Perhaps more so than in other areas of urban policy, housing is where ideas and notions meet bricks and mortar, literally. And some preconceptions pass the reality check more than others.
Homeownership, for instance, has long been held out as a primary life goal for the middle and working class. There are reasons to doubt that having a deed in your filing cabinet is a panacea, but even if we set those aside, recent research by the Furman Center (reflected in this policy analysis by Caroline Nagy) make clear that the goal is all but unreachable for a growing swath of local households.
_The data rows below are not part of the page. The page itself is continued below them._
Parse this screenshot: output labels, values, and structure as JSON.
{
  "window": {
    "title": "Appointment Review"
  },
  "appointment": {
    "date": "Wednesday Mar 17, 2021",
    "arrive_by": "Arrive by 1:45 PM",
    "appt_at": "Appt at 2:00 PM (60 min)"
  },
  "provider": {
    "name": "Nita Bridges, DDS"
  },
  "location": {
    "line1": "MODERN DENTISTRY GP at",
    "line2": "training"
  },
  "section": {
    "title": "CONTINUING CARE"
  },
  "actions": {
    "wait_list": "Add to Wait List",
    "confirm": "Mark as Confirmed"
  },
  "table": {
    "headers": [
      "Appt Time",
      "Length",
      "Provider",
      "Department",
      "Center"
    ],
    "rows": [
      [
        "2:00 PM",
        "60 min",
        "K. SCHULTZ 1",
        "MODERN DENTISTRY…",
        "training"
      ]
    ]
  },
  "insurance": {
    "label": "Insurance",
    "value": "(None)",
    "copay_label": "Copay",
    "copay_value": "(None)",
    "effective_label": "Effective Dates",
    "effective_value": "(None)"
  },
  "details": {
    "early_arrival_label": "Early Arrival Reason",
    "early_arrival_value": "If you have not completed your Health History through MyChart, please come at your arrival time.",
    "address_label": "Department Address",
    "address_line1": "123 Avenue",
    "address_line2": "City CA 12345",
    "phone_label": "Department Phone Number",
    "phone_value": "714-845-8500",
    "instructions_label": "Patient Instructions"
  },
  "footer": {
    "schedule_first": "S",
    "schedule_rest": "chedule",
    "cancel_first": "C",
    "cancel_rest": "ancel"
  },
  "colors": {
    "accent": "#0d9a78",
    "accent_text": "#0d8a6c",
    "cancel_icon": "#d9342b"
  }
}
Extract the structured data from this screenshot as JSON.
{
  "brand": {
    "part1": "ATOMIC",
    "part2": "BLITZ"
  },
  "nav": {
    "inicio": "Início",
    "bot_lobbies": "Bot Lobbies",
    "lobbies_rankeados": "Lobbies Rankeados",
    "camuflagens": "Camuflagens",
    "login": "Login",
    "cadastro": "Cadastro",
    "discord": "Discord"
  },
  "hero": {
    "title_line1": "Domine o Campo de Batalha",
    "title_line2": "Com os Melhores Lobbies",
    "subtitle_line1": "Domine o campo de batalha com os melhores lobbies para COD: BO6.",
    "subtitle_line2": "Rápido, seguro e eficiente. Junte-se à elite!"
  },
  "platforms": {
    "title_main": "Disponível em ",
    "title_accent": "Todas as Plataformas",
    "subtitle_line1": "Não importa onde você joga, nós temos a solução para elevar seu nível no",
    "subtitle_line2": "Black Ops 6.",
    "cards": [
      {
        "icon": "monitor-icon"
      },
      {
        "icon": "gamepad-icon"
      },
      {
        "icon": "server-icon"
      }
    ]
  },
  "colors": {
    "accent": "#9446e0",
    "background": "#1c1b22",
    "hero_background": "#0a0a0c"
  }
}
That’s not the only notion that’s being tested as New York City wrestles with a housing crisis. Density, which is the special sauce in Mayor de Blasio’s housing plan, is the implicit focus of the fascinating recent New York Times series about crowded sidewalks and overloaded parks and pools. And community-based planning, which is supposed to be part of the mayor’s approach to rezonings, will see a real test when the land-use processes or Jerome Avenue and East Harlem kick into higher gear.
Gotham Gazette’s Ben Max and City Limits’ Jarrett Murphy look back at the last fortnight in New York City housing news: